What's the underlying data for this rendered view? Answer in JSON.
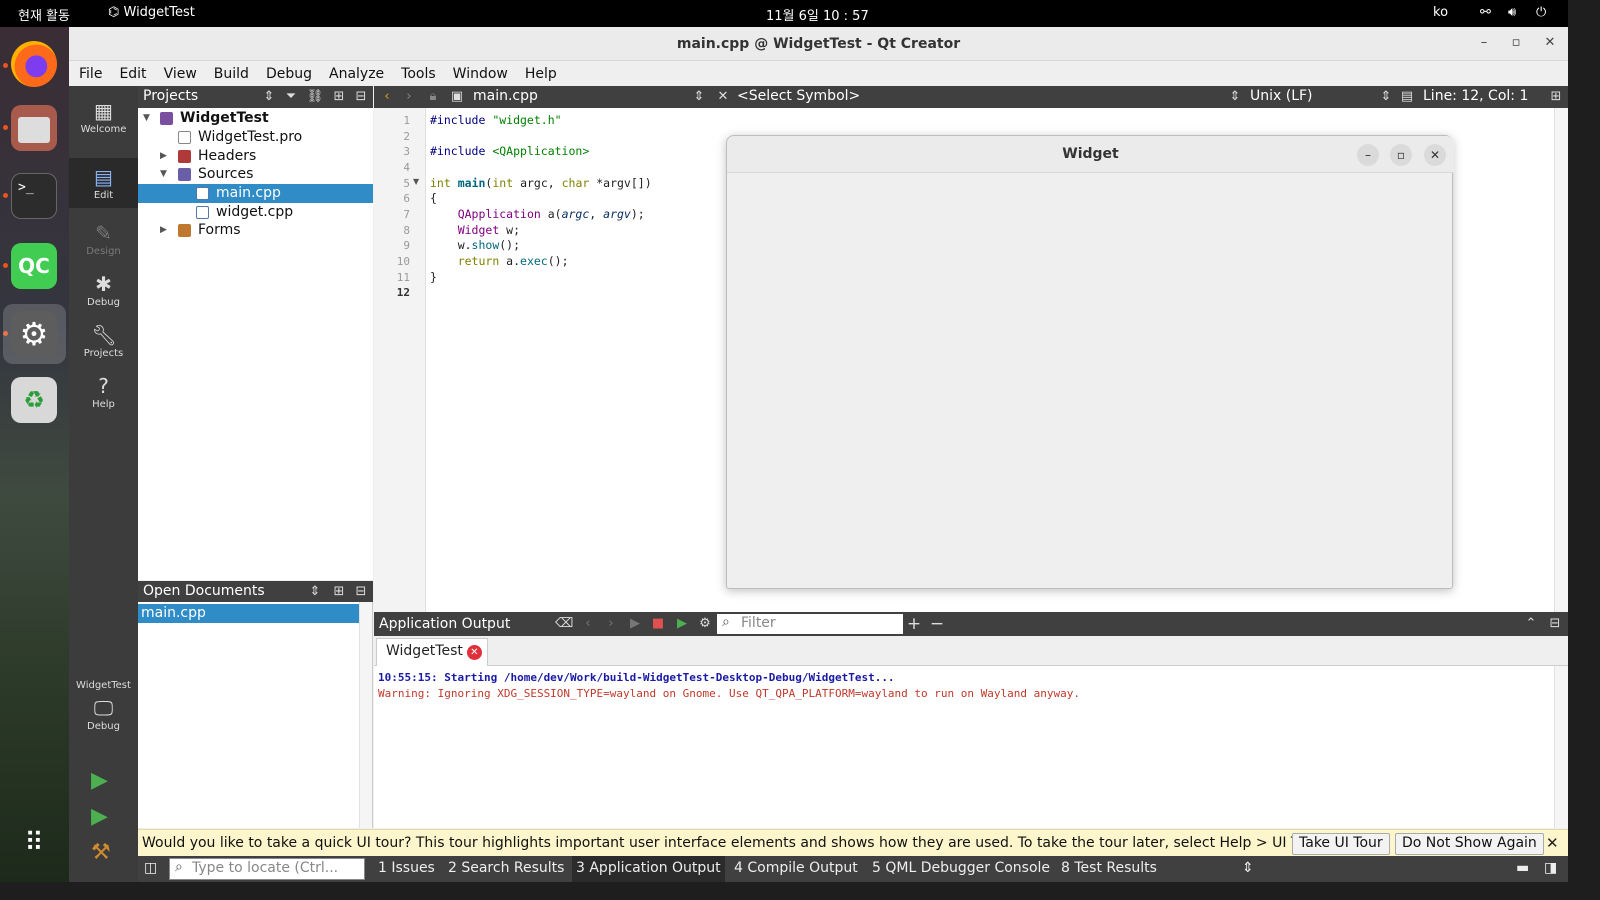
{
  "topbar": {
    "activities": "현재 활동",
    "app_name": "WidgetTest",
    "clock": "11월 6일  10 : 57",
    "lang": "ko"
  },
  "window": {
    "title": "main.cpp @ WidgetTest - Qt Creator"
  },
  "menu": [
    "File",
    "Edit",
    "View",
    "Build",
    "Debug",
    "Analyze",
    "Tools",
    "Window",
    "Help"
  ],
  "modes": [
    {
      "label": "Welcome",
      "icon": "grid-icon",
      "enabled": true
    },
    {
      "label": "Edit",
      "icon": "document-icon",
      "enabled": true,
      "active": true
    },
    {
      "label": "Design",
      "icon": "pencil-icon",
      "enabled": false
    },
    {
      "label": "Debug",
      "icon": "bug-icon",
      "enabled": true
    },
    {
      "label": "Projects",
      "icon": "wrench-icon",
      "enabled": true
    },
    {
      "label": "Help",
      "icon": "question-icon",
      "enabled": true
    }
  ],
  "kit": {
    "project": "WidgetTest",
    "config": "Debug"
  },
  "projects": {
    "title": "Projects",
    "tree": [
      {
        "label": "WidgetTest",
        "bold": true
      },
      {
        "label": "WidgetTest.pro"
      },
      {
        "label": "Headers"
      },
      {
        "label": "Sources"
      },
      {
        "label": "main.cpp",
        "selected": true
      },
      {
        "label": "widget.cpp"
      },
      {
        "label": "Forms"
      }
    ]
  },
  "open_docs": {
    "title": "Open Documents",
    "items": [
      "main.cpp"
    ]
  },
  "editor": {
    "file": "main.cpp",
    "symbol": "<Select Symbol>",
    "line_ending": "Unix (LF)",
    "position": "Line: 12, Col: 1",
    "line_numbers": [
      "1",
      "2",
      "3",
      "4",
      "5",
      "6",
      "7",
      "8",
      "9",
      "10",
      "11",
      "12"
    ]
  },
  "widget_window": {
    "title": "Widget"
  },
  "output": {
    "title": "Application Output",
    "filter_placeholder": "Filter",
    "tab": "WidgetTest",
    "lines": [
      "10:55:15: Starting /home/dev/Work/build-WidgetTest-Desktop-Debug/WidgetTest...",
      "Warning: Ignoring XDG_SESSION_TYPE=wayland on Gnome. Use QT_QPA_PLATFORM=wayland to run on Wayland anyway."
    ]
  },
  "tour": {
    "message": "Would you like to take a quick UI tour? This tour highlights important user interface elements and shows how they are used. To take the tour later, select Help > UI Tour.",
    "take": "Take UI Tour",
    "dont": "Do Not Show Again"
  },
  "statusbar": {
    "locate_placeholder": "Type to locate (Ctrl...",
    "panes": [
      "1  Issues",
      "2  Search Results",
      "3  Application Output",
      "4  Compile Output",
      "5  QML Debugger Console",
      "8  Test Results"
    ]
  },
  "colors": {
    "selection": "#308cc6",
    "panel_header": "#404040",
    "mode_bar": "#3c3c3c",
    "tour_bg": "#fdf6cc",
    "output_start": "#1a1aa6",
    "output_warning": "#c0392b"
  }
}
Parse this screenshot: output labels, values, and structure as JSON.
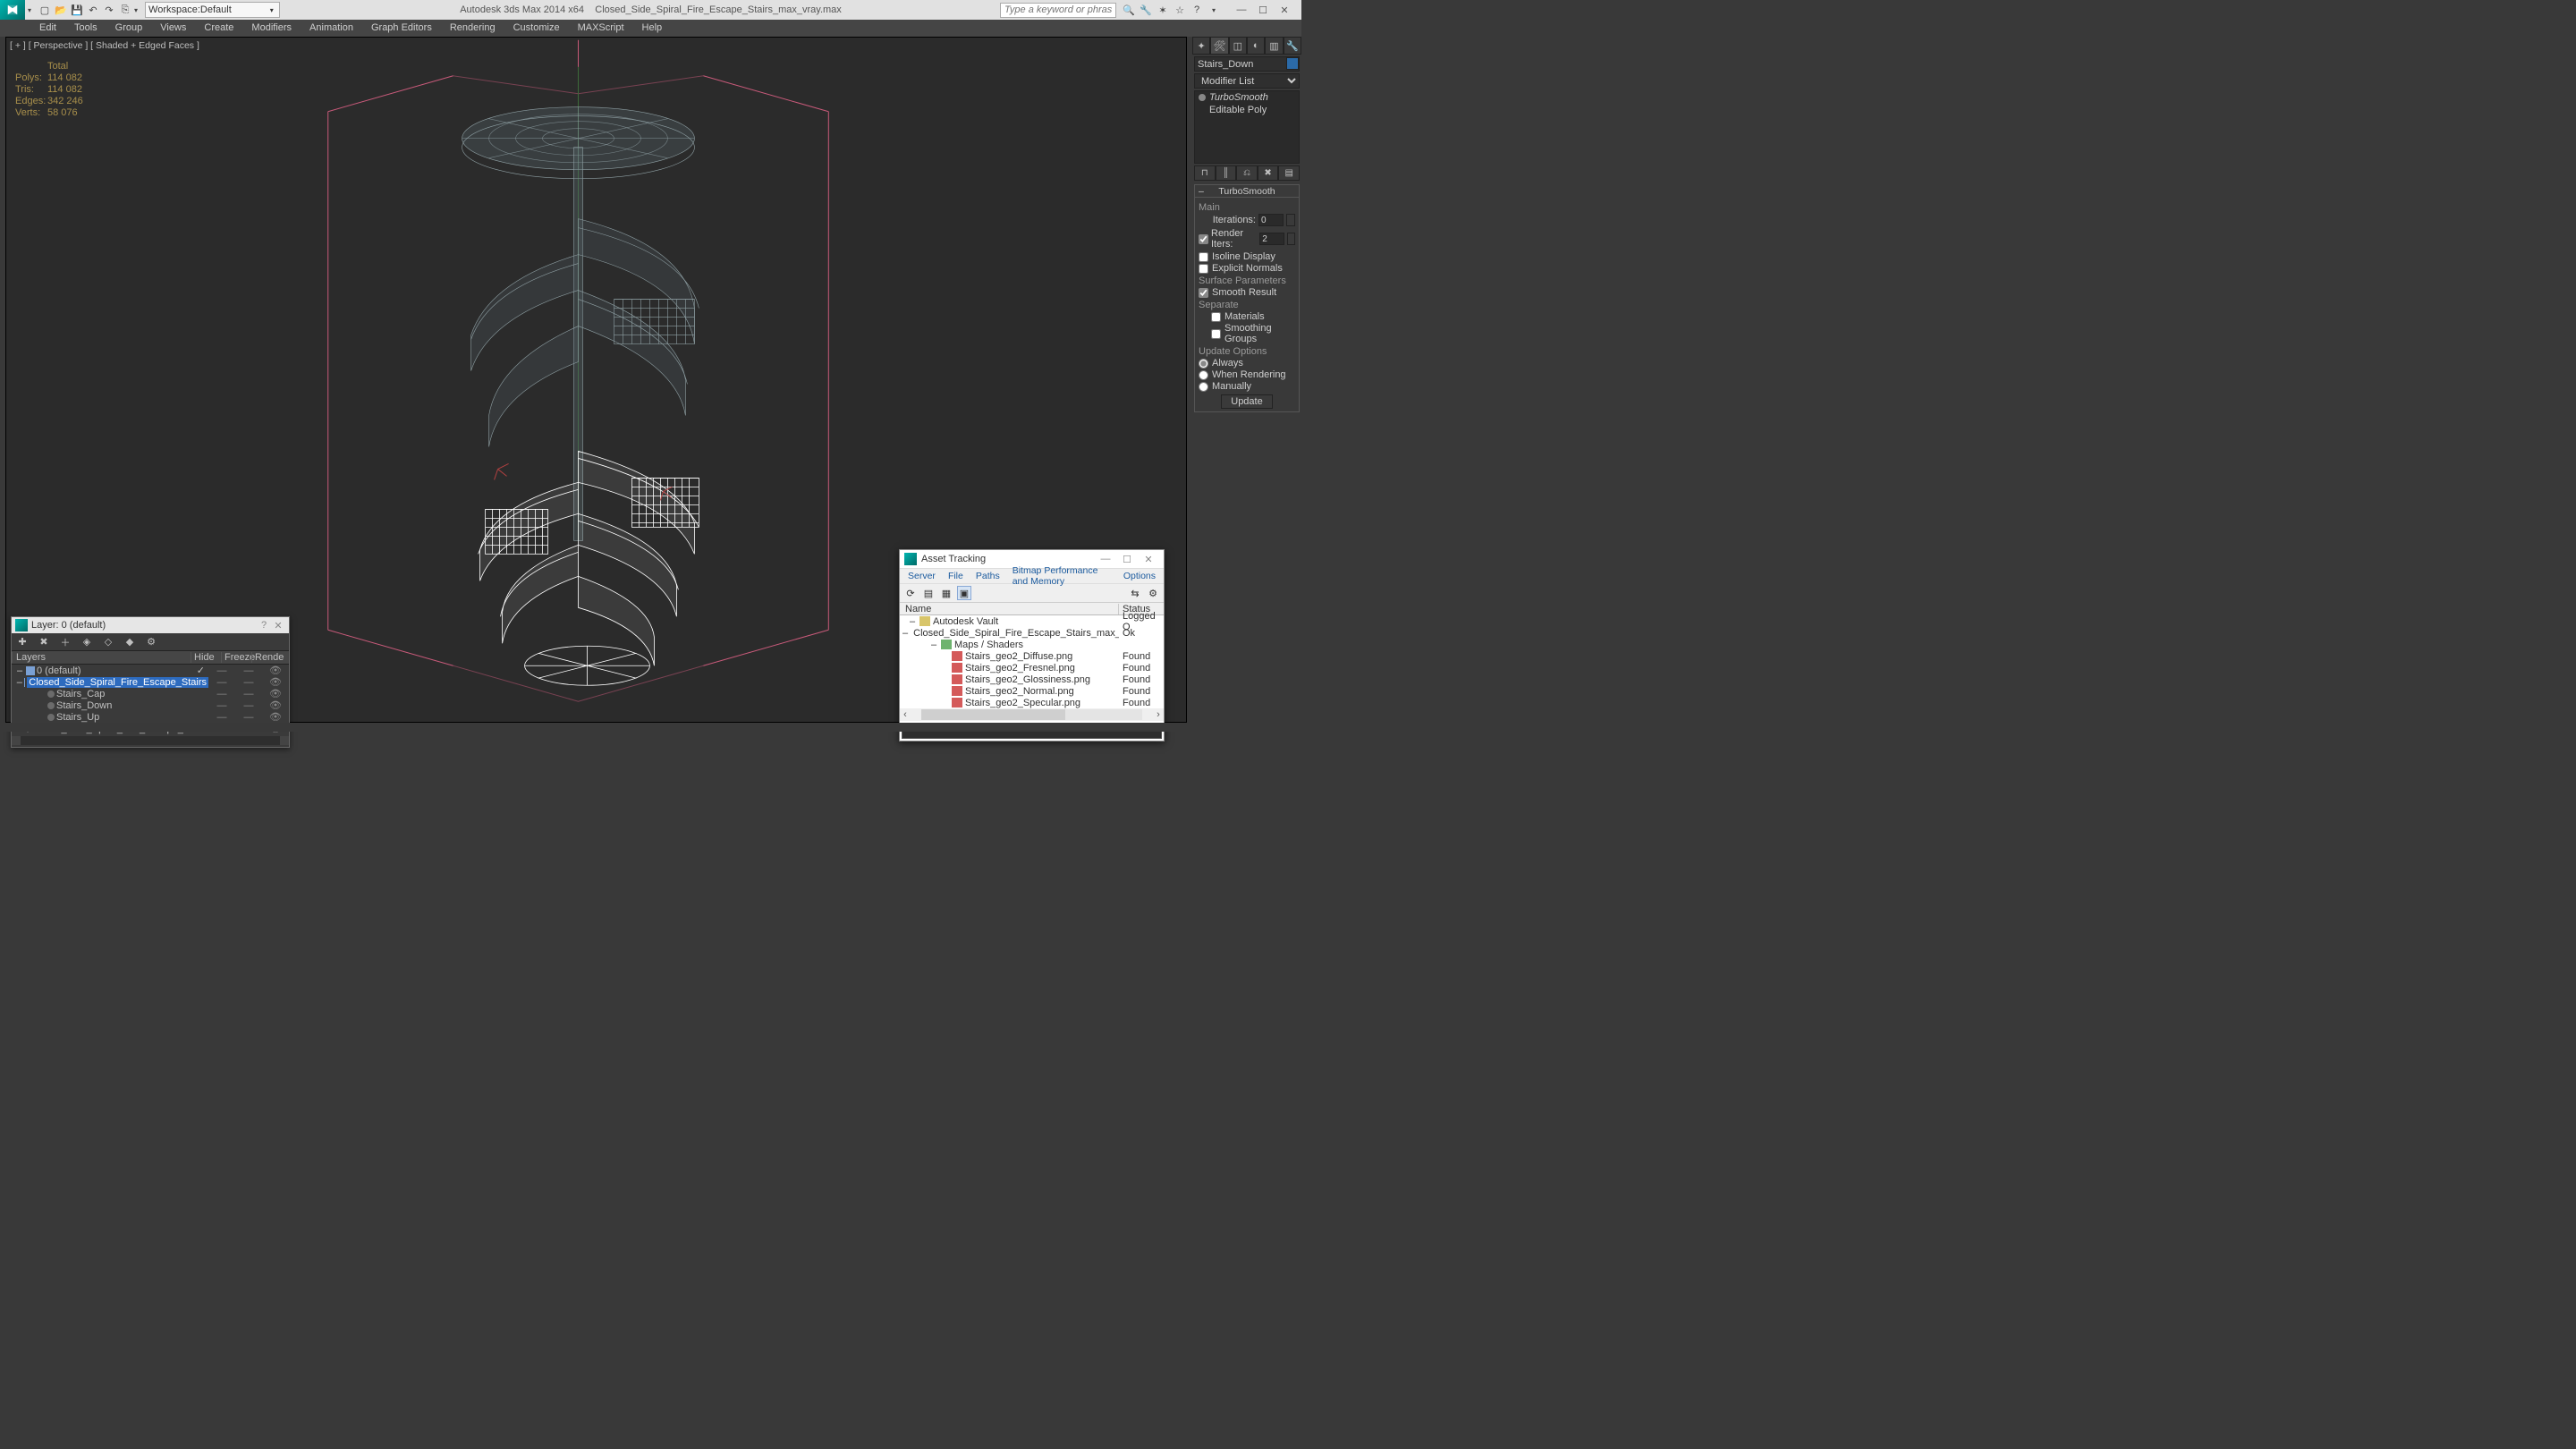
{
  "titlebar": {
    "app_title": "Autodesk 3ds Max 2014 x64",
    "file_name": "Closed_Side_Spiral_Fire_Escape_Stairs_max_vray.max",
    "workspace_prefix": "Workspace: ",
    "workspace_value": "Default",
    "search_placeholder": "Type a keyword or phrase"
  },
  "menubar": [
    "Edit",
    "Tools",
    "Group",
    "Views",
    "Create",
    "Modifiers",
    "Animation",
    "Graph Editors",
    "Rendering",
    "Customize",
    "MAXScript",
    "Help"
  ],
  "viewport": {
    "label": "[ + ] [ Perspective ] [ Shaded + Edged Faces ]",
    "stats": {
      "header": "Total",
      "rows": [
        {
          "k": "Polys:",
          "v": "114 082"
        },
        {
          "k": "Tris:",
          "v": "114 082"
        },
        {
          "k": "Edges:",
          "v": "342 246"
        },
        {
          "k": "Verts:",
          "v": "58 076"
        }
      ]
    }
  },
  "cmdpanel": {
    "object_name": "Stairs_Down",
    "modifier_list_label": "Modifier List",
    "stack": [
      {
        "name": "TurboSmooth",
        "sel": true
      },
      {
        "name": "Editable Poly",
        "sel": false
      }
    ],
    "rollout": {
      "title": "TurboSmooth",
      "main_lbl": "Main",
      "iterations_lbl": "Iterations:",
      "iterations_val": "0",
      "render_iters_lbl": "Render Iters:",
      "render_iters_val": "2",
      "isoline_lbl": "Isoline Display",
      "explicit_lbl": "Explicit Normals",
      "surface_lbl": "Surface Parameters",
      "smooth_result_lbl": "Smooth Result",
      "separate_lbl": "Separate",
      "materials_lbl": "Materials",
      "smoothing_groups_lbl": "Smoothing Groups",
      "update_opts_lbl": "Update Options",
      "always_lbl": "Always",
      "when_rendering_lbl": "When Rendering",
      "manually_lbl": "Manually",
      "update_btn": "Update"
    }
  },
  "layer_dialog": {
    "title": "Layer: 0 (default)",
    "columns": [
      "Layers",
      "Hide",
      "Freeze",
      "Rende"
    ],
    "rows": [
      {
        "indent": 0,
        "icon": "ly",
        "exp": "–",
        "name": "0 (default)",
        "sel": false,
        "check": true
      },
      {
        "indent": 1,
        "icon": "ly",
        "exp": "–",
        "name": "Closed_Side_Spiral_Fire_Escape_Stairs",
        "sel": true,
        "check": false
      },
      {
        "indent": 2,
        "icon": "ob",
        "exp": "",
        "name": "Stairs_Cap",
        "sel": false,
        "check": false
      },
      {
        "indent": 2,
        "icon": "ob",
        "exp": "",
        "name": "Stairs_Down",
        "sel": false,
        "check": false
      },
      {
        "indent": 2,
        "icon": "ob",
        "exp": "",
        "name": "Stairs_Up",
        "sel": false,
        "check": false
      },
      {
        "indent": 2,
        "icon": "ob",
        "exp": "",
        "name": "Closed_Side_Spiral_Fire_Escape_Stairs",
        "sel": false,
        "check": false
      }
    ]
  },
  "asset_dialog": {
    "title": "Asset Tracking",
    "menus": [
      "Server",
      "File",
      "Paths",
      "Bitmap Performance and Memory",
      "Options"
    ],
    "columns": [
      "Name",
      "Status"
    ],
    "rows": [
      {
        "indent": 0,
        "icon": "vault",
        "exp": "–",
        "name": "Autodesk Vault",
        "status": "Logged O"
      },
      {
        "indent": 1,
        "icon": "max",
        "exp": "–",
        "name": "Closed_Side_Spiral_Fire_Escape_Stairs_max_vray.max",
        "status": "Ok"
      },
      {
        "indent": 2,
        "icon": "fld",
        "exp": "–",
        "name": "Maps / Shaders",
        "status": ""
      },
      {
        "indent": 3,
        "icon": "img",
        "exp": "",
        "name": "Stairs_geo2_Diffuse.png",
        "status": "Found"
      },
      {
        "indent": 3,
        "icon": "img",
        "exp": "",
        "name": "Stairs_geo2_Fresnel.png",
        "status": "Found"
      },
      {
        "indent": 3,
        "icon": "img",
        "exp": "",
        "name": "Stairs_geo2_Glossiness.png",
        "status": "Found"
      },
      {
        "indent": 3,
        "icon": "img",
        "exp": "",
        "name": "Stairs_geo2_Normal.png",
        "status": "Found"
      },
      {
        "indent": 3,
        "icon": "img",
        "exp": "",
        "name": "Stairs_geo2_Specular.png",
        "status": "Found"
      }
    ]
  }
}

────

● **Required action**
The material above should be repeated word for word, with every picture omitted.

● **Finished task**
What's the underlying data for this rendered view? Answer in JSON.
{
  "topbar": {
    "activities": "현재 활동",
    "app_name": "WidgetTest",
    "clock": "11월 6일  10 : 57",
    "lang": "ko"
  },
  "window": {
    "title": "main.cpp @ WidgetTest - Qt Creator"
  },
  "menu": [
    "File",
    "Edit",
    "View",
    "Build",
    "Debug",
    "Analyze",
    "Tools",
    "Window",
    "Help"
  ],
  "modes": [
    {
      "label": "Welcome",
      "icon": "grid-icon",
      "enabled": true
    },
    {
      "label": "Edit",
      "icon": "document-icon",
      "enabled": true,
      "active": true
    },
    {
      "label": "Design",
      "icon": "pencil-icon",
      "enabled": false
    },
    {
      "label": "Debug",
      "icon": "bug-icon",
      "enabled": true
    },
    {
      "label": "Projects",
      "icon": "wrench-icon",
      "enabled": true
    },
    {
      "label": "Help",
      "icon": "question-icon",
      "enabled": true
    }
  ],
  "kit": {
    "project": "WidgetTest",
    "config": "Debug"
  },
  "projects": {
    "title": "Projects",
    "tree": [
      {
        "label": "WidgetTest",
        "bold": true
      },
      {
        "label": "WidgetTest.pro"
      },
      {
        "label": "Headers"
      },
      {
        "label": "Sources"
      },
      {
        "label": "main.cpp",
        "selected": true
      },
      {
        "label": "widget.cpp"
      },
      {
        "label": "Forms"
      }
    ]
  },
  "open_docs": {
    "title": "Open Documents",
    "items": [
      "main.cpp"
    ]
  },
  "editor": {
    "file": "main.cpp",
    "symbol": "<Select Symbol>",
    "line_ending": "Unix (LF)",
    "position": "Line: 12, Col: 1",
    "line_numbers": [
      "1",
      "2",
      "3",
      "4",
      "5",
      "6",
      "7",
      "8",
      "9",
      "10",
      "11",
      "12"
    ]
  },
  "widget_window": {
    "title": "Widget"
  },
  "output": {
    "title": "Application Output",
    "filter_placeholder": "Filter",
    "tab": "WidgetTest",
    "lines": [
      "10:55:15: Starting /home/dev/Work/build-WidgetTest-Desktop-Debug/WidgetTest...",
      "Warning: Ignoring XDG_SESSION_TYPE=wayland on Gnome. Use QT_QPA_PLATFORM=wayland to run on Wayland anyway."
    ]
  },
  "tour": {
    "message": "Would you like to take a quick UI tour? This tour highlights important user interface elements and shows how they are used. To take the tour later, select Help > UI Tour.",
    "take": "Take UI Tour",
    "dont": "Do Not Show Again"
  },
  "statusbar": {
    "locate_placeholder": "Type to locate (Ctrl...",
    "panes": [
      "1  Issues",
      "2  Search Results",
      "3  Application Output",
      "4  Compile Output",
      "5  QML Debugger Console",
      "8  Test Results"
    ]
  },
  "colors": {
    "selection": "#308cc6",
    "panel_header": "#404040",
    "mode_bar": "#3c3c3c",
    "tour_bg": "#fdf6cc",
    "output_start": "#1a1aa6",
    "output_warning": "#c0392b"
  }
}
Parse this screenshot: output labels, values, and structure as JSON.
{
  "titlebar": {
    "app_title": "Autodesk 3ds Max 2014 x64",
    "file_name": "Closed_Side_Spiral_Fire_Escape_Stairs_max_vray.max",
    "workspace_prefix": "Workspace: ",
    "workspace_value": "Default",
    "search_placeholder": "Type a keyword or phrase"
  },
  "menubar": [
    "Edit",
    "Tools",
    "Group",
    "Views",
    "Create",
    "Modifiers",
    "Animation",
    "Graph Editors",
    "Rendering",
    "Customize",
    "MAXScript",
    "Help"
  ],
  "viewport": {
    "label": "[ + ] [ Perspective ] [ Shaded + Edged Faces ]",
    "stats": {
      "header": "Total",
      "rows": [
        {
          "k": "Polys:",
          "v": "114 082"
        },
        {
          "k": "Tris:",
          "v": "114 082"
        },
        {
          "k": "Edges:",
          "v": "342 246"
        },
        {
          "k": "Verts:",
          "v": "58 076"
        }
      ]
    }
  },
  "cmdpanel": {
    "object_name": "Stairs_Down",
    "modifier_list_label": "Modifier List",
    "stack": [
      {
        "name": "TurboSmooth",
        "sel": true
      },
      {
        "name": "Editable Poly",
        "sel": false
      }
    ],
    "rollout": {
      "title": "TurboSmooth",
      "main_lbl": "Main",
      "iterations_lbl": "Iterations:",
      "iterations_val": "0",
      "render_iters_lbl": "Render Iters:",
      "render_iters_val": "2",
      "isoline_lbl": "Isoline Display",
      "explicit_lbl": "Explicit Normals",
      "surface_lbl": "Surface Parameters",
      "smooth_result_lbl": "Smooth Result",
      "separate_lbl": "Separate",
      "materials_lbl": "Materials",
      "smoothing_groups_lbl": "Smoothing Groups",
      "update_opts_lbl": "Update Options",
      "always_lbl": "Always",
      "when_rendering_lbl": "When Rendering",
      "manually_lbl": "Manually",
      "update_btn": "Update"
    }
  },
  "layer_dialog": {
    "title": "Layer: 0 (default)",
    "columns": [
      "Layers",
      "Hide",
      "Freeze",
      "Rende"
    ],
    "rows": [
      {
        "indent": 0,
        "icon": "ly",
        "exp": "–",
        "name": "0 (default)",
        "sel": false,
        "check": true
      },
      {
        "indent": 1,
        "icon": "ly",
        "exp": "–",
        "name": "Closed_Side_Spiral_Fire_Escape_Stairs",
        "sel": true,
        "check": false
      },
      {
        "indent": 2,
        "icon": "ob",
        "exp": "",
        "name": "Stairs_Cap",
        "sel": false,
        "check": false
      },
      {
        "indent": 2,
        "icon": "ob",
        "exp": "",
        "name": "Stairs_Down",
        "sel": false,
        "check": false
      },
      {
        "indent": 2,
        "icon": "ob",
        "exp": "",
        "name": "Stairs_Up",
        "sel": false,
        "check": false
      },
      {
        "indent": 2,
        "icon": "ob",
        "exp": "",
        "name": "Closed_Side_Spiral_Fire_Escape_Stairs",
        "sel": false,
        "check": false
      }
    ]
  },
  "asset_dialog": {
    "title": "Asset Tracking",
    "menus": [
      "Server",
      "File",
      "Paths",
      "Bitmap Performance and Memory",
      "Options"
    ],
    "columns": [
      "Name",
      "Status"
    ],
    "rows": [
      {
        "indent": 0,
        "icon": "vault",
        "exp": "–",
        "name": "Autodesk Vault",
        "status": "Logged O"
      },
      {
        "indent": 1,
        "icon": "max",
        "exp": "–",
        "name": "Closed_Side_Spiral_Fire_Escape_Stairs_max_vray.max",
        "status": "Ok"
      },
      {
        "indent": 2,
        "icon": "fld",
        "exp": "–",
        "name": "Maps / Shaders",
        "status": ""
      },
      {
        "indent": 3,
        "icon": "img",
        "exp": "",
        "name": "Stairs_geo2_Diffuse.png",
        "status": "Found"
      },
      {
        "indent": 3,
        "icon": "img",
        "exp": "",
        "name": "Stairs_geo2_Fresnel.png",
        "status": "Found"
      },
      {
        "indent": 3,
        "icon": "img",
        "exp": "",
        "name": "Stairs_geo2_Glossiness.png",
        "status": "Found"
      },
      {
        "indent": 3,
        "icon": "img",
        "exp": "",
        "name": "Stairs_geo2_Normal.png",
        "status": "Found"
      },
      {
        "indent": 3,
        "icon": "img",
        "exp": "",
        "name": "Stairs_geo2_Specular.png",
        "status": "Found"
      }
    ]
  }
}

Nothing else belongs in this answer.